Thirty-five years ago, Fusion Thresholdauthor Ronald Sones wondered "Suppose that instead of entering information into a computer through a keyboard, a mechanism only marginally improved during the century or so since it was invented, what if we could somehow transmit information directly from our minds into computers through some kind of radio frequency link? But then further suppose that many computer users could do the same thing, and that these users were linked together through a large communications network, and that the high speed links between the computers and the users were two-way, rather than just one way?'”
Today neuroscientists have successfully hooked up a three-way brain connection to allow three people to share their thoughts and in this case, play a Tetris-style game, reports Science Alert.
The researchers call the system BrainNet, and say it could eventually be used to connect many different minds together, even across the web. They believe the experiment could expand to connect whole networks of people.
It works through a combination of electroencephalograms (EEGs) for recording electrical impulses that indicate brain activity, and transcranial magnetic stimulation (TMS) where neurons are stimulated using magnetic fields.
"We present BrainNet which, to our knowledge, is the first multi-person non-invasive direct brain-to-brain interface for collaborative problem solving," wrote the researchers in October 2018.
"The interface allows three human subjects to collaborate and solve a task using direct brain-to-brain communication."
"In the experiment set up by the scientists, two 'senders' were connected to EEG electrodes and asked to play a Tetris-style game involving falling blocks," reports David Nield of Science Alert. "They had to decide whether each block needed rotating or not.
"To do this, they were asked to stare at one of two flashing LEDs at either side of the screen – one flashing at 15 Hz and the other at 17 Hz – which produced different signals in the brain that the EEG could pick up on.
"These choices were then relayed to a single 'receiver' through a TMS cap that could generate phantom flashes of light in the receiver's mind, known as phosphenes.
"The receiver couldn't see the whole game area, but had to rotate the falling block if a light flash signal was sent.
"Across five different groups of three people, the researchers hit an average accuracy level of 81.25 percent, which is decent for a first try.
"To add an extra layer of complexity to the game, the senders could add a second round of feedback indicating whether the receiver had made the right call.
"Receivers were able to detect which of the senders was most reliable based on brain communications alone, which the researchers say shows promise for developing systems that deal with more real world scenarios where human unreliability would be a factor.
"And while the current system can only transmit one 'bit' (or flash) of data at a time, the team from the University of Washington and Carnegie Mellon University thinks the setup can be expanded in the future.
"The same group of researchers has previously been able to link up two brains successfully, getting participants to play a game of 20 questions against each other.

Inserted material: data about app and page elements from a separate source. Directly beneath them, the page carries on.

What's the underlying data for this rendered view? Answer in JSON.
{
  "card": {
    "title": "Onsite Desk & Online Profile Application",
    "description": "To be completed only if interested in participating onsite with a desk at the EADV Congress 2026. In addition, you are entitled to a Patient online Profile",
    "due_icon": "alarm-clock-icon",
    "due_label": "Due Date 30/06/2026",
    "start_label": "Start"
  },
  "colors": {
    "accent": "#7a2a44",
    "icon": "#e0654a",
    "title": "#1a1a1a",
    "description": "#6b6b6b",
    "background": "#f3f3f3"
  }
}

Again, phantom phosphene flashes were used to transmit information, in this case 'yes' or 'no'.
"For now it's very slow and not fully reliable, and this work has yet to be peer-reviewed by the neuroscience community, but it's a glimpse at some fanciful ways we could be getting our thoughts across to each other in the future – maybe even pooling mental resources to try and tackle major problems."
"Our results raise the possibility of future brain-to-brain interfaces that enable cooperative problem solving by humans using a 'social network' of connected brains," wrote the team.
Responding to the development, Sones wrote, "In my book, I stated that all of the technology necessary for the linking of human minds was 'now' under active development (late 20th/ early 21st century). What we're seeing is the beginnings of popular publicity about this technological trend.
"Despite a good deal of cultural antipathy to this concept as described in my book, we're currently being faced with the impending reality of this technology."